Recommended: if you think you’re interested
For folks who read the premise and think they’ll like it, for a very singular dive into one person and issue
Seventeen-year-old Julie has her future all planned out—move out of her small town with her boyfriend Sam, attend college in the city, spend a summer in Japan. But then Sam dies. And everything changes.
Heartbroken, Julie skips his funeral, throws out his things, and tries everything to forget him and the tragic way he died. But a message Sam left behind in her yearbook forces back memories. Desperate to hear his voice one more time, Julie calls Sam’s cellphone just to listen to his voicemail.
And Sam picks up the phone.
In a miraculous turn of events, Julie’s been given a second chance at goodbye. The connection is temporary. But hearing Sam’s voice makes her fall for him all over again, and with each call it becomes harder to let him go. However, keeping her otherworldly calls with Sam a secret isn’t easy, especially when Julie witnesses the suffering Sam’s family is going through. Unable to stand by the sidelines and watch their shared loved ones in pain, Julie is torn between spilling the truth about her calls with Sam and risking their connection and losing him forever.

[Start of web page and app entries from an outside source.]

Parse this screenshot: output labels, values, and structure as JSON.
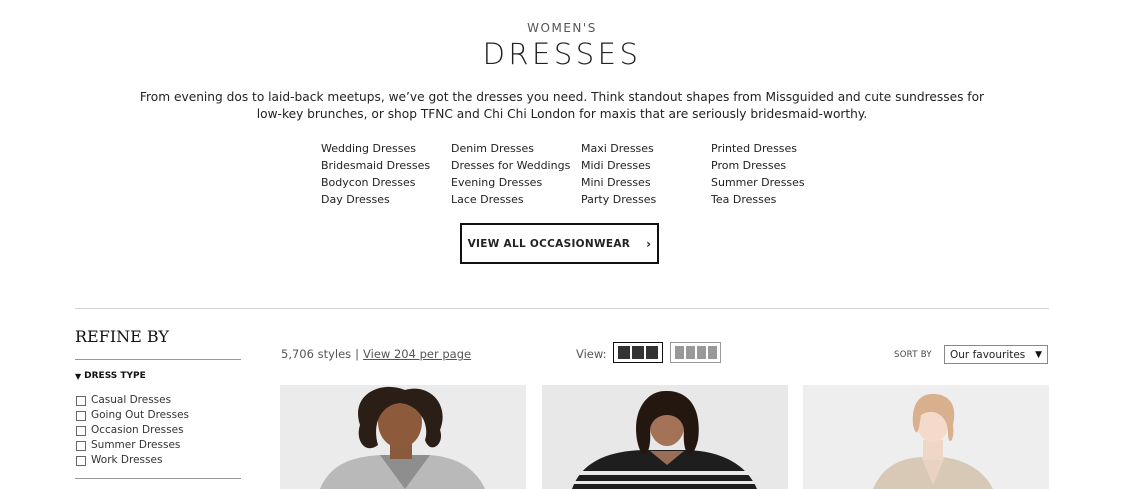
{
  "header": {
    "kicker": "WOMEN'S",
    "title": "DRESSES",
    "description": "From evening dos to laid-back meetups, we’ve got the dresses you need. Think standout shapes from Missguided and cute sundresses for low-key brunches, or shop TFNC and Chi Chi London for maxis that are seriously bridesmaid-worthy."
  },
  "categories": {
    "col1": [
      "Wedding Dresses",
      "Bridesmaid Dresses",
      "Bodycon Dresses",
      "Day Dresses"
    ],
    "col2": [
      "Denim Dresses",
      "Dresses for Weddings",
      "Evening Dresses",
      "Lace Dresses"
    ],
    "col3": [
      "Maxi Dresses",
      "Midi Dresses",
      "Mini Dresses",
      "Party Dresses"
    ],
    "col4": [
      "Printed Dresses",
      "Prom Dresses",
      "Summer Dresses",
      "Tea Dresses"
    ]
  },
  "cta": {
    "label": "VIEW ALL OCCASIONWEAR",
    "chevron": "›"
  },
  "refine": {
    "title": "REFINE BY",
    "filter_group": {
      "label": "DRESS TYPE",
      "options": [
        "Casual Dresses",
        "Going Out Dresses",
        "Occasion Dresses",
        "Summer Dresses",
        "Work Dresses"
      ]
    }
  },
  "toolbar": {
    "count": "5,706 styles",
    "separator": "|",
    "per_page_link": "View 204 per page",
    "view_label": "View:",
    "sort_label": "SORT BY",
    "sort_value": "Our favourites",
    "sort_arrow": "▼"
  },
  "icons": {
    "cta_chevron": "chevron-right-icon",
    "filter_toggle": "triangle-down-icon",
    "view_three": "grid-3-icon",
    "view_four": "grid-4-icon"
  },
  "colors": {
    "text": "#222222",
    "divider": "#d4d4d4",
    "border": "#111111"
  }
}
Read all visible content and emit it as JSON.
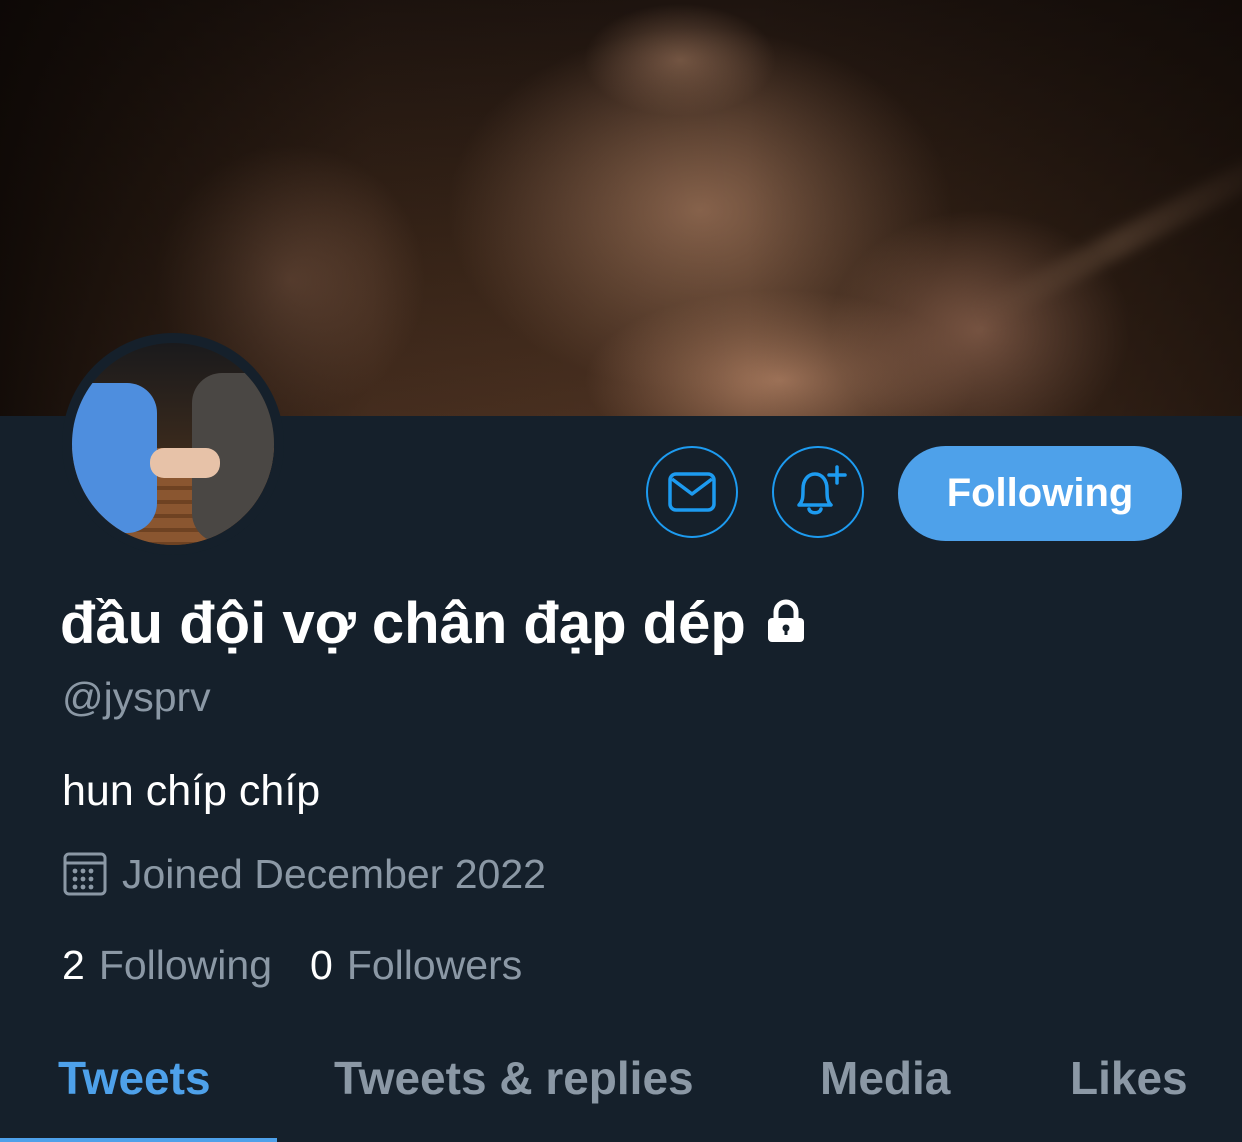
{
  "banner": {
    "image": "blurred-face-photo"
  },
  "avatar": {
    "image": "two-people-holding-hands-photo"
  },
  "actions": {
    "message_icon": "mail-icon",
    "notify_icon": "bell-plus-icon",
    "follow_label": "Following"
  },
  "profile": {
    "display_name": "đầu đội vợ chân đạp dép",
    "protected_icon": "lock-icon",
    "handle": "@jysprv",
    "bio": "hun chíp chíp",
    "joined_icon": "calendar-icon",
    "joined": "Joined December 2022"
  },
  "stats": {
    "following_count": "2",
    "following_label": "Following",
    "followers_count": "0",
    "followers_label": "Followers"
  },
  "tabs": [
    {
      "label": "Tweets",
      "active": true
    },
    {
      "label": "Tweets & replies",
      "active": false
    },
    {
      "label": "Media",
      "active": false
    },
    {
      "label": "Likes",
      "active": false
    }
  ],
  "colors": {
    "background": "#15202b",
    "accent": "#4ea1ea",
    "secondary_text": "#8b98a5"
  }
}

For such a normal-length book, this felt like it flew by. In this case… that’s not exactly a good thing (or a bad thing). This book sets out to tell the story of Julie’s guilt and grief over Sam’s death, and that’s exactly what it tells. The weird thing is that it’s also the only thing that it tells. This book has a very tight focus on the issue it aims to address. While, again, that’s not a bad thing, it was strange in that it ended up reading more like short story for me since there was only one thread to the plot.
I suppose I expected a little more depth of the world around them, but Julie remains very much the focus as she is drowning in her own grief and hurt. Fair, I mean, grieving and all. There was a bit with other characters who were close to Sam — his best friend, his sister and parents, his classmates — but the way it was presented was so topical and unimportant precisely because Julie is so wallow-deep in her own issues. It’s accurate for sure, but presenting the others as second fiddle ended up being exactly how they stayed to me.
Julie is not my favorite person, so my empathy was a bit lacking for what I would expect in this subject matter. Everyone grieves differently, but even ignoring that aspect, the who that makes her up was underwhelming.
Last thing that dropped this for me: the alternating timeline between before and after Sam’s death. I don’t usually mind that, but here it felt like a very lazy way of establishing who he was. We can’t go back in time to get him back, so I would have liked the story to reflect that in it’s style by relying on characters and memory to define Sam. He’s dead — he can no longer define himself, and exists only from the people and place he’s remembered in.
Even though this book flew by, it also d r a g g e d. I didn’t want to finish this, and in fact stopped a few chapters in on my first attempt. This story didn’t elicit emotion from me, which isn’t good considering it’s a sad story about death and grief and heartbreak, coupled with the fact that I am a very easy crier with my sympathetic heartstrings! This one was sadly lacking for me.
Thanks to NetGalley and Wednesday books for an free advanced copy of this title. This is my honest and voluntary review!